How To Raise A CEO: A Mother And Daughter Share Lessons

Published 4 years ago
Forbes LWS2020KZN-2791

At the 2020 FORBES WOMAN AFRICA Leading Women Summit in Durban on March 6, for the first time on the same stage, South Africa’s minister Dr Naledi Pandor and her entrepreneur-daughter Dr Aisha Pandor revealed their secrets to continued success.

It’s not often we get to witness a famous mother and daughter on the same stage sharing their lessons on success and legacy. And this duo was certainly doing so for the first time.

At the 2020 FORBES WOMAN AFRICA Leading Women Summit in Durban, South Africa, on March 6, Dr Naledi Pandor, the country’s Minister of International Relations and Cooperation, and Dr Aisha Pandor, CEO and Co-founder of SweepSouth, engaged in a stimulating and thought-provoking panel discussion titled ‘How To Raise A CEO’.


“Thank you very much to FORBES WOMAN AFRICA for the opportunity to be here with Aisha. I don’t often get a chance to see her. So it’s lovely to see you Aisha,” opened the much-loved minister, to laughter from the audience in the large ballroom at the international convention center in Durban.

Gugu Mfuphi, Dr Aisha Pandor, and Dr Naledi Pandor

The panel’s moderator Gugu Mfuphi began with a comic disclaimer that Dr Naledi has four children and that Dr Aisha is certainly “not the favorite”. As the audience lapped up the moment, the minister, with a broad smile, shook her head in disagreement, saying: “They are all my favorite!”

“It was very clear – just nurture them in a wide range of things. That’s really important.”

– Dr Naledi Pandor

There was more laughter and life lessons in store, as the audience got to see the lighter side of the minister.


“As a mother, what I tried to do is nurture her where she wished to grow, but also, to encourage her to have as much experience in a range of areas as possible. We would encourage academic work. We also encouraged sport, creativity; all my kids had to do speech and drama at school, it was very clear – just nurture them in a wide range of things. I think that’s really important,” said the senior Pandor.

While she mapped out her daughter’s career path, she later came to an important realization.

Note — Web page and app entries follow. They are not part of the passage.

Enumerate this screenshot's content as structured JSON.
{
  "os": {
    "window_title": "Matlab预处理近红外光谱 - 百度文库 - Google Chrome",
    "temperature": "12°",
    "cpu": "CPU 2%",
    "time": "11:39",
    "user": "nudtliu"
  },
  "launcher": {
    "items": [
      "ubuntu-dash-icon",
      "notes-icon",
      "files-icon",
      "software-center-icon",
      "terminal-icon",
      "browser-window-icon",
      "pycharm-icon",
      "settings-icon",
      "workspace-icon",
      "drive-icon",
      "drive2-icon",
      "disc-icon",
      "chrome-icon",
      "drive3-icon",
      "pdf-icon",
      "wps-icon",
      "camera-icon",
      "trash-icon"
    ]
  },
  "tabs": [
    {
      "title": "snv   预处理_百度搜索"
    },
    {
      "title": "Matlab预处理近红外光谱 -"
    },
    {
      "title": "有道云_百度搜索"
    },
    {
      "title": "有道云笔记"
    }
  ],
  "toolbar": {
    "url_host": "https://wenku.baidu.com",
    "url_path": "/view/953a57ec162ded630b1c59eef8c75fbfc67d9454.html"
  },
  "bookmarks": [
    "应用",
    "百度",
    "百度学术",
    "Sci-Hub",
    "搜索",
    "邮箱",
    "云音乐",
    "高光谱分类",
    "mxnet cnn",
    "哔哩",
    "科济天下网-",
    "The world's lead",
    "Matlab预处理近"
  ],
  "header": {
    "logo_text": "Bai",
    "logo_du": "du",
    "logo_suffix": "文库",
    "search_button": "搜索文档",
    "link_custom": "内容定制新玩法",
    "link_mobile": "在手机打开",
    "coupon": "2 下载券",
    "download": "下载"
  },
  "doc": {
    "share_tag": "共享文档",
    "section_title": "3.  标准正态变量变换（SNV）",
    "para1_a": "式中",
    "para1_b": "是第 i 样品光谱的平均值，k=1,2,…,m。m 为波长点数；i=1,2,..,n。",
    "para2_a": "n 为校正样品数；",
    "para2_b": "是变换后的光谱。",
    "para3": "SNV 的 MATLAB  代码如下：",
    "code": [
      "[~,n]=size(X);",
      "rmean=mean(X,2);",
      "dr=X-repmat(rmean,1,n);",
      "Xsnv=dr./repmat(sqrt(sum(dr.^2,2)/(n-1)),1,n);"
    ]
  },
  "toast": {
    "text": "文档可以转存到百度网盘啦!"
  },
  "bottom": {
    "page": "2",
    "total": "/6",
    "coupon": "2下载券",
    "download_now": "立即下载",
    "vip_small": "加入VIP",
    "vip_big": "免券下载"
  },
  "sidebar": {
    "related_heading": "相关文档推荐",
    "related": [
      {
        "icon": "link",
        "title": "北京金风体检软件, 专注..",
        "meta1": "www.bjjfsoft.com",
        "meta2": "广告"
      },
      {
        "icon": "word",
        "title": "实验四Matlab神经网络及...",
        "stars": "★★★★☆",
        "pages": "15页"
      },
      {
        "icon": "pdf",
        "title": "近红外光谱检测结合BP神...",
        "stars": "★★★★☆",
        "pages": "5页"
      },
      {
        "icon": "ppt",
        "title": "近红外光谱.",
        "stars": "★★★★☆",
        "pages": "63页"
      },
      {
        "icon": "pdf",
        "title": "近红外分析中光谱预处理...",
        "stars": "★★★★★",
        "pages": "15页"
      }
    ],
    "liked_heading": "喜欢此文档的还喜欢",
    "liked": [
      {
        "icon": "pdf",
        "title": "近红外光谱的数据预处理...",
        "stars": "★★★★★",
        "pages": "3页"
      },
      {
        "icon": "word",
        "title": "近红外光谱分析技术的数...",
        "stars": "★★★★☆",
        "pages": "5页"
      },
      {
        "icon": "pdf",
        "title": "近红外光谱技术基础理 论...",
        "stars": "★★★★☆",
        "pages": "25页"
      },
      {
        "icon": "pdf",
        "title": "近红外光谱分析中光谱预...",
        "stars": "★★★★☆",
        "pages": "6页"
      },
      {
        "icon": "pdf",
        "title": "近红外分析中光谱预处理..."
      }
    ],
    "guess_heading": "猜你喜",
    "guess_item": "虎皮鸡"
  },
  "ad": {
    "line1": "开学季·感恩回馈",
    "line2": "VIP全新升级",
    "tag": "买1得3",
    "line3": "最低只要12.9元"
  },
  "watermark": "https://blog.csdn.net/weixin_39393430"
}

“She was really good in science. I love science but I’m bad at it. So I thought ‘God gave me Aisha, she’s going to achieve you know, because she was good at math and science’. And so she did very well at school, and went into the science faculty, did very well at the undergraduate level, was invited to carry on with an honors degree. She did very well and was asked to proceed to her Masters prior to finishing the honors. So, I was over the moon. It’s my dream, right? She continues from Masters into the PhD track, and completes her PhD with much fanfare and celebration on our part because now I’m thinking ‘here’s our senior research partner’. All these things I’ve been talking about science and technology, my child is going to live the example. Well lo and behold…”

The minister went on to offer more life-changing anecdotes about her daughter.


“One day, Aisha comes with her husband – who happens to be a software engineer – they tell us about this plan they’ve cooked up; that they’re going to start this tech start-up. And so I say to her ‘what about your research career?”. And she goes ‘this is what I want to do”. I say ‘what, but you’ve got a PhD, you could be a professor at the University of Cape Town, what are you talking about?’ And she says, ‘no mom, we’ve designed this program, we’ve started our company’. They began to tell me and her father all about it. Both of us were livid. I must tell you we thought ‘these kids are going to be a problem for us, they’ll be coming to beg for money and everything’. Few years down the line, and here we are! I’m very proud of her. I’ve learned my lesson. Let your children go where they wish to go!”

Dr Aisha Pandor

Aisha, along with her husband, learned quickly that being a CEO will require significant sacrifice.

“I lived with my parents for probably four years after starting our business. We eventually ended up selling everything we had, to fund the business,” she said.

“Our parents brought us up to have the right moral compass. Education and the idea of learning and knowledge have been very important. My parents gave us freedom in the decisions we made based on the fact that they knew they had given us that grounding.”  


Watch the full panel discussion below: